How to Distribute to Jacksonville
Jacksonville is the most populous city in Florida. With a 2020 population of 926,371, it is the largest city in Florida and the 13th largest city in the United States. Jacksonville is currently growing at a rate of 1.23% annually, and its population has increased by 12.73% since the most recent census, which recorded a population of 821,784 in 2010. Spanning over 875 miles, Jacksonville has a population density of 1,239 people per square mile.
Jacksonville has some considerable economic prosperity. The average household income in Jacksonville is $71,800, with a poverty rate of 15.88%. Looking at the population at almost 1 million people, both upscale items and everyday commodities will do well in Jacksonville.
As with much of Florida, tourism is essential to the Jacksonville area, particularly tourism related to golf. And this means a lot for trade. Being well-positioned to benefit from the influx of tourists is a brilliant strategy to sell more products in a populated city like this.
Product distribution to Jacksonville can be direct or indirect. These methods will be discussed when talking about distribution to the areas within Jacksonville.
To understand Jacksonville’s distribution of products, it may be important to look at the areas under the city. They make up Jacksonville, and distribution is the same as to the city.
But first, it is important to note that there are more than 500 neighborhoods within the area of Jacksonville – the largest city in the contiguous United States by area. These include Downtown Jacksonville and surrounding neighborhoods. And there is still the Greater Jacksonville area.
Distributing Products to Downtown, Jacksonville
Downtown is the central business district of Jacksonville. It is the center of Jacksonville’s Urban Core, which includes LaVilla, Springfield, East Jacksonville, and Brooklyn, plus a section on the south side of the St. Johns River known as Southbank.
Getting products into a large area like this can take some work. However, a manufacturer can outsource the stress to a distributor.
A distributor works to get products into stores. To do this, the distributor has to forge several business relationships with retailers. The distributor needs to understand the distribution network. She also needs to study consumer behavior and patterns in the area. They may not like certain products due to popularly-held ideals and principles. Moreover, some products may not sell because they may be too upscale. Whichever way it is, a distributor’s job to understand the distribution area.
And this is why manufacturers use them a lot. In a large area like Jacksonville, distributors can help get your products to the shelves. It is an indirect method of distribution, but it is effective. And especially if the product is new – this strategy could be combined with marketing.
The downside to this distribution method is the real-time gathering of inventory data. However, many distributors have found a way around this problem with technology.
Distributing Products to Riverside and Avondale
Riverside and Avondale are two adjacent and closely associated neighborhoods, alternately described as one continuous neighborhood, to the south of Downtown on the St. Johns River. Both neighborhoods are primarily residential, containing some of the city’s most notable residential architecture examples, with integrated business districts, including the historic Five Points area and King Street District.
This area is one of the top neighborhoods in the United States.

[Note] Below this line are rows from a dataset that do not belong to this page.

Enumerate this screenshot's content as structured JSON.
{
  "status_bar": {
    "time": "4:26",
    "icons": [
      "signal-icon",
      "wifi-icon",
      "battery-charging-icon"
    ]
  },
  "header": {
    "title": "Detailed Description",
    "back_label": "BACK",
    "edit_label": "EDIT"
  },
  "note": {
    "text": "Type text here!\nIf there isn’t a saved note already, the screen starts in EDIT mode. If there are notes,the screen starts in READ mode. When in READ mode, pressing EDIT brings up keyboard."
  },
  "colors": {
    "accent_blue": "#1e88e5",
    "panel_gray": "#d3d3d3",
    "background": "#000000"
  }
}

And there is considerable prosperity in the area. Getting products into this area may take a new turn different from what obtains in other areas.
A good place to start if you want to penetrate the community directly is the retailers’ association. Retail associations present the opportunity to connect directly with the retailers who are members. Through this, it becomes easier to pitch directly to retailers.
Distributing Products to Mandarin
Mandarin is located on the east side of the St. Johns River just north of St. Johns County. At one point, it was a separate city and was incorporated into Jacksonville in the Jacksonville Consolidation in 1968.
This area is one of the fastest-growing communities in Jacksonville. And this is why it is attractive to retail businesses.
As a manufacturer, you can choose to enter the community directly or indirectly. Indirectly – through the use of distributors.
You may want to consider retail associations like the Florida Retail Federation, Pennsylvania Retailers’ Association (has a location in Florida), and Florida Retailers Association for direct distributions.
The benefit of a direct distribution method is that as the manufacturer, you get real-time inventory data. More, you are closer to the consumer and can easily gather data on preferences and likes. With this, you can improve your product and easily build a brand following.
The success Tesla has found with the direct distribution method is second to none. They gather raw data to improve user experience and brand offerings. However, this can cost a lot of money, effort, and resources.
Things to Note When Distributing to Jacksonville
Jacksonville is the 13th largest city in the United States. What this means is that there is a large market in Jacksonville. However, as with every large market, there is also stiff competition to deal with. You may have to work more to project a unique selling point. This is what differentiates you from other brands.
This is as essential as the products itself. It is what projects your brand messages to prospects. Being a large city, you can employ both mass and internet media. Without marketing, it may be hard to even convince distributors, wholesalers, and retailers to even your products. Retailers, most of the time, ask for in-store merchandising items to still market the products.